[Work order]: This exercise calls for the records to be repeated in full, exactly as written.

****

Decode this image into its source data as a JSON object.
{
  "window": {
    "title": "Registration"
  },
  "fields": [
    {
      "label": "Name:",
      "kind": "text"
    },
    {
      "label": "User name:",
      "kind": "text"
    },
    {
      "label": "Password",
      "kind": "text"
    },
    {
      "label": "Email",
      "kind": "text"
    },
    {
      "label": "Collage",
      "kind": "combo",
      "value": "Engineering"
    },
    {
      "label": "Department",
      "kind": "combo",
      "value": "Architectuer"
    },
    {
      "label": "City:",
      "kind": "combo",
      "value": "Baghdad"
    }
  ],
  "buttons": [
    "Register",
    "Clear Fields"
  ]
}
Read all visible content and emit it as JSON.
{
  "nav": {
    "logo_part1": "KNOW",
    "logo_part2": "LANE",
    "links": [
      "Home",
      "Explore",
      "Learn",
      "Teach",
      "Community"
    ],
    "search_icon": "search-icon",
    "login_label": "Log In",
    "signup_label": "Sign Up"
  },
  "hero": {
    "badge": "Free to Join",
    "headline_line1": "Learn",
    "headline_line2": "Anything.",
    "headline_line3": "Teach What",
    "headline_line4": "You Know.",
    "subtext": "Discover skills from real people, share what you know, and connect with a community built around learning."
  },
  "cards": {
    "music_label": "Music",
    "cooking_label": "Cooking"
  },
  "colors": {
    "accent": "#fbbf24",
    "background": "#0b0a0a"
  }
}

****

[Answer for the task]:
Decode this image into its source data as a JSON object.
{
  "window": {
    "title": "Registration"
  },
  "fields": [
    {
      "label": "Name:",
      "kind": "text"
    },
    {
      "label": "User name:",
      "kind": "text"
    },
    {
      "label": "Password",
      "kind": "text"
    },
    {
      "label": "Email",
      "kind": "text"
    },
    {
      "label": "Collage",
      "kind": "combo",
      "value": "Engineering"
    },
    {
      "label": "Department",
      "kind": "combo",
      "value": "Architectuer"
    },
    {
      "label": "City:",
      "kind": "combo",
      "value": "Baghdad"
    }
  ],
  "buttons": [
    "Register",
    "Clear Fields"
  ]
}
Read all visible content and emit it as JSON.
{
  "nav": {
    "logo_part1": "KNOW",
    "logo_part2": "LANE",
    "links": [
      "Home",
      "Explore",
      "Learn",
      "Teach",
      "Community"
    ],
    "search_icon": "search-icon",
    "login_label": "Log In",
    "signup_label": "Sign Up"
  },
  "hero": {
    "badge": "Free to Join",
    "headline_line1": "Learn",
    "headline_line2": "Anything.",
    "headline_line3": "Teach What",
    "headline_line4": "You Know.",
    "subtext": "Discover skills from real people, share what you know, and connect with a community built around learning."
  },
  "cards": {
    "music_label": "Music",
    "cooking_label": "Cooking"
  },
  "colors": {
    "accent": "#fbbf24",
    "background": "#0b0a0a"
  }
}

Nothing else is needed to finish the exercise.